Being Mortal, by Atul Gawande, MD
Reviewed by David Strother, CFP, AIF, AIFA
One powerful message at the heart of this thoughtful book is simple, and seemingly obvious: each of us is mortal, and no matter how heroically our doctors work to prolong our lives, those efforts will eventually fail. If we live long enough and don’t die from some sudden cause, we may very well become dependent on others — and powerless to make our own decisions.
Fortunately, this book offers an alternative approach to end of life planning that urges us to envision a “final act” in our life that is exactly what we want — as opposed to simply what our doctors or family members think is best for us.
One of the reasons I found this book so interesting is that it parallels the work I do as a financial advisor. At my firm, we’re similarly focused on helping clients script their lives — but while we strive to help them make sure they have the financial resources in place to fulfill their wishes, this book focuses on the equally important issue of end of life planning. For me, it’s humbling but important to be reminded that the financial aspect of one’s life is only part of the picture.
My own introduction to this book occurred several years ago, when my brother recommended it to me. We were trying to help our elderly aunt, who had remained independent and alert into her 90s. We had noticed she was starting to slip, and convinced her to move to a facility where she could have 24-hour medical support.
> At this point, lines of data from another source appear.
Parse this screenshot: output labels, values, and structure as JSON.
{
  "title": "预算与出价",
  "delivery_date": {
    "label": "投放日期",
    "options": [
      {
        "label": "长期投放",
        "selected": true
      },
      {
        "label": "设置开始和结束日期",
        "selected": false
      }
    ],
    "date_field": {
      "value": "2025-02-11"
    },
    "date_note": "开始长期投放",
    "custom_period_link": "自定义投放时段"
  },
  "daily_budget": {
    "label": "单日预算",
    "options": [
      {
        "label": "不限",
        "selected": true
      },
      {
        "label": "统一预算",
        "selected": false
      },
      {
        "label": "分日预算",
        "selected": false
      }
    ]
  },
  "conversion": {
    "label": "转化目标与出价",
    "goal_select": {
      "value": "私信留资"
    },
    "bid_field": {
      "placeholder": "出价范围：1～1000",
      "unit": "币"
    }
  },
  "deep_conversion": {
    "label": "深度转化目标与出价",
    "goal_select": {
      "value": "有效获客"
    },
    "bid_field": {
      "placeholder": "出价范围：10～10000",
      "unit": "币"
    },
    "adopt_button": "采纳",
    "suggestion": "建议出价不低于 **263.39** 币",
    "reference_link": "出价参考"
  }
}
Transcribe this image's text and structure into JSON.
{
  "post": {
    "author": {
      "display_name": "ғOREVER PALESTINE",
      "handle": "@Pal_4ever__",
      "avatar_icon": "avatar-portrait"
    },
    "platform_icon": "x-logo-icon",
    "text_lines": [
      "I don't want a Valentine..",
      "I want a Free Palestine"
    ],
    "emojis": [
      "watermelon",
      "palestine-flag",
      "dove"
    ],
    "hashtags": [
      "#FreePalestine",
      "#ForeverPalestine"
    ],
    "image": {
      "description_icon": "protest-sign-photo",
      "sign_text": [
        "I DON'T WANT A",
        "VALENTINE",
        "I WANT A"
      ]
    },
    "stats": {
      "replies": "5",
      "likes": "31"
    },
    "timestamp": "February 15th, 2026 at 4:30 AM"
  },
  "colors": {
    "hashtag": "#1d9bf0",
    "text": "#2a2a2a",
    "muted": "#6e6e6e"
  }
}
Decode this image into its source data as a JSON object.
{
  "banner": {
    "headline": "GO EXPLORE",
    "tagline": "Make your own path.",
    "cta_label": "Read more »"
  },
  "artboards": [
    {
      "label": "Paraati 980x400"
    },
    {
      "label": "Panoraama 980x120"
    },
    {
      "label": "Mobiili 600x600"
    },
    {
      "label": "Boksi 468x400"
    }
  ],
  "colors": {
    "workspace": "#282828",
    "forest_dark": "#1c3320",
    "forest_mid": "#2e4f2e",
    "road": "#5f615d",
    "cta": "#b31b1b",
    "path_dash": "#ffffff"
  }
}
Within a short while, however, we realized we’d made a big mistake. She hated the facility — and especially the fact that she was surrounded by all these “old people”! — and so we arranged for her to move back to the farmhouse where she’d lived for many years.
After my brother and I had both read Being Mortal, we had a new perspective. We visited our aunt at her home to talk about her wishes, and sitting with her at the kitchen table, asked her how she would like to script her last day, if she could. She said immediately, “Sitting here at this table where I’ve sat for decades, and watching the sunset.” That wish was so important to her, we knew it was settled. End of story? She lived to 102, saw her last sunset from her kitchen table, went to bed and then did not wake up.
Dr. Gawande is a physician, surgeon and professor at Harvard Medical School, and one of his central observations is how profoundly the traditions and possibilities around aging and dying have changed, especially in our country. For example, people are living longer. In the 1700s, only 2 percent of the population made it past 65; now it is many times that. Another change is that today just a small percentage of people die in their own homes, surrounded by loving family members; 75 years ago, the vast majority did. What’s more, today’s families are significantly different than they were just a few generations ago: they have fewer children overall, and the children tend to live farther away.
Dr. Gawande urges the reader to focus on the fact that, even though medicine today can do miracles (especially compared to what was once possible), there still comes a point where it’s no longer possible to fix or cure the patient. He also observes that for many of us, our own visions for our end-of-life are quite different from what our younger loved ones might assume. We want to be conscious during our last days, with our pain managed, and ideally to be around those we care most about.
The problem is, if we have not made clear in advance our wishes about our end-of-life care, and then we become dependent, we may not get our wish. Our younger or healthier loved ones may feel they have no choice but to direct our medical providers to try to prolong our life, at any cost. Often, what we end up with is simply a lingering and lonely death in a sterile hospital environment.
One of the core messages of this book is that trying to cure the incurable and fix the unfixable generally leads to great harm relative to the objective of ending life with dignity. Just prolonging a life is not necessarily doing anybody any favors.
The very first step toward a better end of life, Gawande says, is recognizing that mortality is a 100% certainty for all of us. As a result, choosing the type of care you receive at the end of your life may be one of the most important decisions you can make in terms of controlling your life.
We should think through our end-of-life script, Gawande urges, in order to make sure that our “final scene” gets the equivalent of a standing ovation. Then we need to make sure our spouse (if we have one) and children understand our wishes and how they can help make them happen — either through having conversations, a living will, or both. Such conversations can be awkward, emotional, and hard. But they can also bring a huge sense of relief. The more clarity you can achieve — whether it’s understanding your parent’s wishes, or conveying your own wishes to your adult children — the better for everyone.
Accepting that we are indeed mortal, and that life will at some point end, gives us the opportunity to make choices about our care at the end of our lives, so that the end will be more like the way we would want to script it. To make sure that happens, we need to do two types of planning in parallel: planning around the end-of-life issues raised in Being Mortal, and the financial planning necessary to ensure that our own needs and those of our families are taken care of.
For anyone who is starting to wrestle with mortality or end of life planning — whether their own or that of a loved one — I cannot recommend more highly Dr. Gawande’s Being Mortal.
The views and opinions expressed in this article are those of the financial professional and do not represent the views and opinions of Avantax Wealth ManagementSM or its subsidiaries.
David Strother, a financial advisor at Darnall Sikes Wealth Partners, reviews Being Mortal, by Atul Gawande, MD. The book explores the inconvenient certainty of our own mortality, and how we can make decisions in advance to improve the likelihood that the end of our life happens according to our wishes.